Class name: “Theories of the Remix”
Taught by: Assistant Professor of English Lindsay Reckson
Here’s what Reckson had to say about her class:
“Theories of the Remix” is a class about borrowed materials, promiscuous forms, and plagiarized fictions. It is also about the radical art of the mash-up, the copy, the sample, and, of course, the remix. We start from the premise that literature is a circulation system: a network of ideas and forms that travel geographically and temporally, rather than a fixed set of aesthetic conventions. From there, we explore the way techniques like allusion, intertextuality, and parody point to literature’s investment in (and anxiety around) the power of origins and originals. From William Wells Brown’s 1853 novel Clotel—almost 25% of which was borrowed from other sources—to William Burroughs’s dada-like cut-ups, we’re examining texts that have been alternately dismissed as imitative or celebrated as avant-garde, and analyzing the forms of cultural power embedded in those distinctions. As we explore literature’s unwieldy practices of citation, we’re also re-conceptualizing the work of scholarly citation as an intellectual and an ethical practice, a way of marking how ideas travel through and across us.
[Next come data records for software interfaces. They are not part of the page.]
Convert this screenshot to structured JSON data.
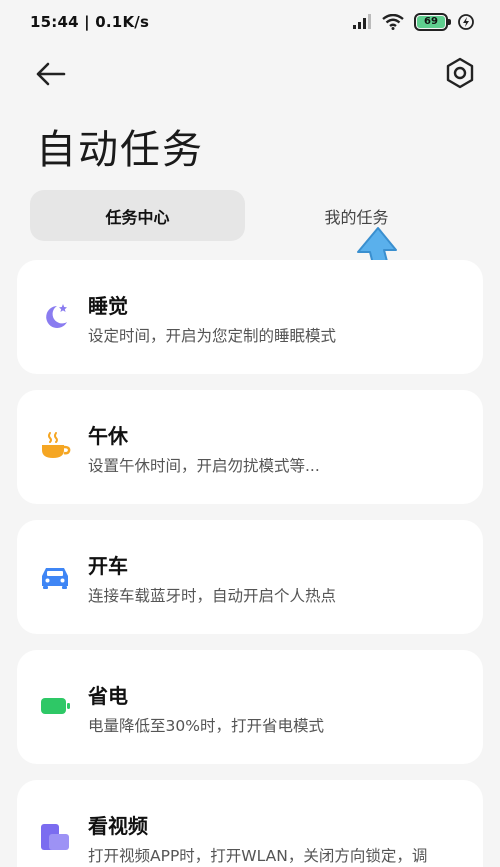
{
  "status_bar": {
    "time_speed": "15:44 | 0.1K/s",
    "battery_level": "69"
  },
  "header": {
    "title": "自动任务"
  },
  "tabs": [
    {
      "label": "任务中心",
      "active": true
    },
    {
      "label": "我的任务",
      "active": false
    }
  ],
  "tasks": [
    {
      "title": "睡觉",
      "description": "设定时间，开启为您定制的睡眠模式",
      "icon": "moon-star-icon",
      "color": "#8a7cf0"
    },
    {
      "title": "午休",
      "description": "设置午休时间，开启勿扰模式等...",
      "icon": "coffee-cup-icon",
      "color": "#f5a623"
    },
    {
      "title": "开车",
      "description": "连接车载蓝牙时，自动开启个人热点",
      "icon": "car-icon",
      "color": "#3f86f5"
    },
    {
      "title": "省电",
      "description": "电量降低至30%时，打开省电模式",
      "icon": "battery-icon",
      "color": "#2ec866"
    },
    {
      "title": "看视频",
      "description": "打开视频APP时，打开WLAN，关闭方向锁定，调",
      "icon": "video-icon",
      "color": "#7b6cf0"
    }
  ]
}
I created this course because I wanted the chance to think with my students about remixing as a creative and critical practice, and to spend time with some amazing remixes like Harryette Mullen’s dialogue with Gertrude Stein in Recyclopedia, or Terrance Hayes’s homage to Gwendolyn Brooks in “The Golden Shovel.” This course is an introduction to the English major, so I was also excited to imagine with my students how literary studies might look different—and enable different kinds of questions—if we let go of “originality” as the standard of literary value. Part of what we gain is a better sense of the way literary conventions travel, develop, and transform over time: the way they are shaped by, and help give shape to, their historical moment. We’re also learning how remixes can serve as radical critiques of those conventions, even as they attest to the pleasure and the power embedded in them. As we’re already discovering, the remix is repetition with a difference: a way of making visible the forms we’ve inherited, and of asking where we go next. To me that feels like a question we are always remixing, and also a pretty urgent one right now.
See what other courses the Department of English is offering this semester.
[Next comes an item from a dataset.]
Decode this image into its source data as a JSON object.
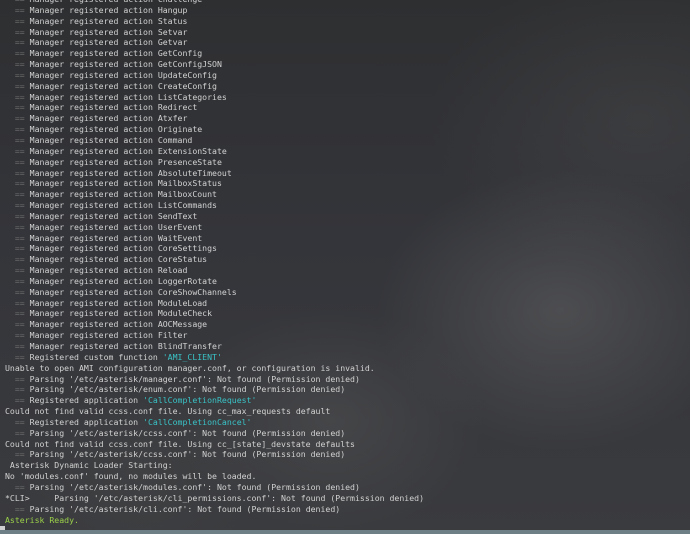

Photo of Distinguished Visitor Michael Gillespie, a film theorist and historian, speaking to Reckson’s class by Wanyi Yang ’20.
Cool Classes is a series that highlights interesting, unusual, and unique courses that enrich the Haverford experience.